I want to know what the March of Dimes is thinking when they send dimes to people. How many people do they mail dimes to, and how much does that cost? How much money could they put to work on their real mission versus this cheap (expensive?) stunt. I might consider giving to March of Dimes, but this gimmick seems to say March of Dimes is just playing games with funds, not helping kids.
— Annoyed Parent
This reporter must be on that same March of Dimes mailing list, A.P. And when that coin arrived in the mail a few weeks ago, the same thought occurred: Can March of Dimes, with its track record of effectively eliminating polio and its ongoing crusade to support healthy babies, figure out no better use for 10 cents than mailing it back and forth with me?
Apparently not.
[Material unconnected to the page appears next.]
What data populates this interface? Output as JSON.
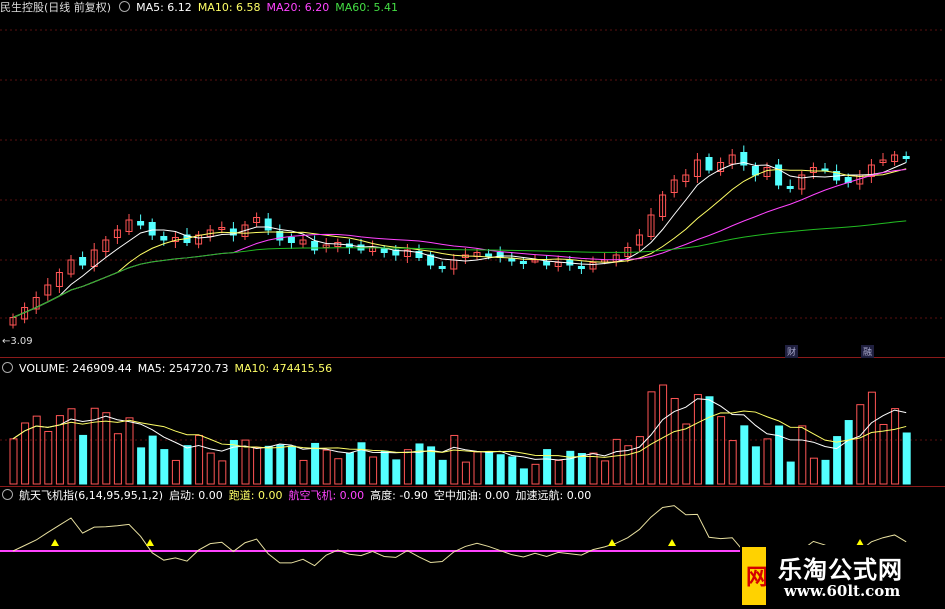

Michele Larsen, the Oregon March of Dimes communications director, said the dime-mailer strategy — which doesn’t originate locally but at the national office in White Plains, N.Y. — is a hugely successful one.
“We receive approximately 20 complaints annually from people who are offended by the request,” Larsen said. That’s not locally — she means 20 complaints nationwide. “However, most people find the dime highly meaningful. It is closely tied to our history and inspires people to donate to the March of Dimes very generously,” she said.
How generously? That little dime mailer returns about $20 million annually to March of Dimes. So figure a ratio of one skeptic sacrificed per cool million gained. Is that worth it? You do the math.
“Please rest assured that we are diligent and responsible stewards of our funding, and that we would not be sending out this package unless it provided us with an excellent return on our investment,” Larsen concluded.
Charity Navigator, an organization that analyzes nonprofit agency finances and user comments, rates March of Dimes two stars out of four — with high marks for transparency but low marks for financial health and funds dedicated to the cause. It has scored even lower than that, but has not scored three stars or higher since 2001.
According to Charity Navigator, March of Dimes spent approximately three-quarters of its roughly $209 million budget on charitable programs and services in 2010, and one-quarter, or $51 million, on administration and fundraising. The CEO, Jennifer Howse, was paid $633,132 in 2009.
Having said all that — March of Dimes just held its annual March for Babies in Vancouver on April 28, with hundreds of walkers in attendance. According to the Portland office, funds raised during this march will support prenatal wellness programs, research grants, neonatal intensive care unit family support programs and advocacy efforts for stronger, healthier babies.
National and local sponsors of March of Dimes include everyone from Kmart to Farmers Insurance Group and Watson Pharmaceuticals to United Airlines. Local sponsors include PacificSource Health Plans and PeaceHealth Southwest Medical Center.
Got a question about your neighborhood? We’ll get it answered. Send “What’s Up With That?” questions to email@example.com.